Decolonizing Indigenous Designs and Works of Art
Last Thursday, Kanehsata’kehró:non had the opportunity to learn about Indigenous iconography and history during a presentation given by Jamie Jacobs, an expert in Haudenosaunee culture and history.
The virtual event was planned by Miranda Gabriel, the new Cultural Development Officer at Tsi Ronterihwanónhnha ne Kanien’kéha Kanesatake Language and Culture Center.
“I first saw Jamie Jacobs while teaching here in Kanesatake years ago. It was so interesting,” Gabriel said.
“I wanted to organize something so that more people could listen to Jamie. I think he’s very knowledgeable and it’s important to learn as much as possible about our language and culture so you don’t lose anything.
Jacobs, who is from the Tonawanda Seneca Nation and has worked at the Rochester Museum & Science Center (RMSC) for 16 years, said he was more than happy to share his knowledge of the origins of contemporary Haudenosaunee designs.
“I showed objects from the museum and how they evolved into what we know today,” Jacobs said. The cultural expert explained that the RMSC has a unique collection of archaeological material dating back to 4000 BCE and has been excavated at known Seneca sites called Proto-Iroquoian sites.
“I interpret these objects for our own people, things that no longer exist. Symbols carved or carved into bones and shells. Things we just haven’t seen since then,” he said.
The format of the presentation followed a timeline so participants could visualize the evolution and adaptation of Haudenosaunee designs.
“I’ve highlighted events that happened in Haudenosaunee history that influenced designs – even wampum belt designs. The wampum belt is actually based on a much older item that our people use to make that we no longer make,” Jacobs said.
Jacobs also explained that many older artifacts have primarily geometric patterns. But over time, these designs evolved into more contemporary objects like flowers and strawberries, as well as circular and semi-circular designs.
He said the evolution of designs has been caused by colonization and adaptation, among other reasons.
“I think what’s happening in our society is people are starting to realize that we need to decolonize our history, and I think people are also realizing that we need to do that in our artwork as well,” did he declare.
He said his upbringing and the years he spent as a ceremonial speaker traveling to different Indigenous communities sparked his interest in Indigenous imagery and history.
“I started making traditional quillwork probably about ten years ago because what I learned was that porcupine quill beading and moose hair embroidery came from before the pearls.

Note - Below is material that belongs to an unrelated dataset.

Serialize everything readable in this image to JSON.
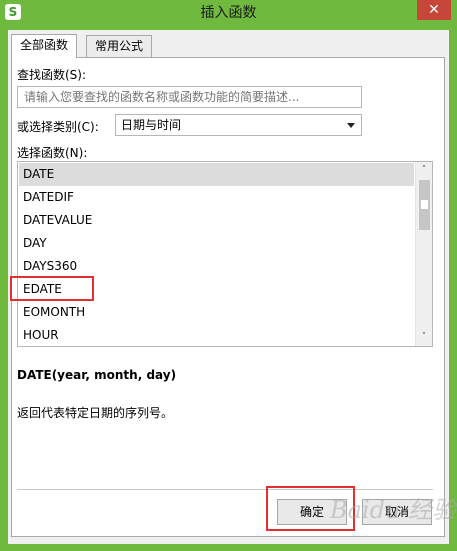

So I decided to try and bring him back,” Jacobs said.
“I started wearing feather headdresses which are very different from what we know now. And people recognized that they were different, and they wanted to know where it came from, and I had to tell them that was what our ancestors wore before what we wear now.
The expert says that over the past few years he has noticed a lot of interest and a kind of revival of this practice.
“That’s what I do, decolonize our designs and our artwork, and I show, as the story goes, how it happened,” Jacobs said.
Marisela Amador, Local Journalism Initiative Reporter, The Eastern Door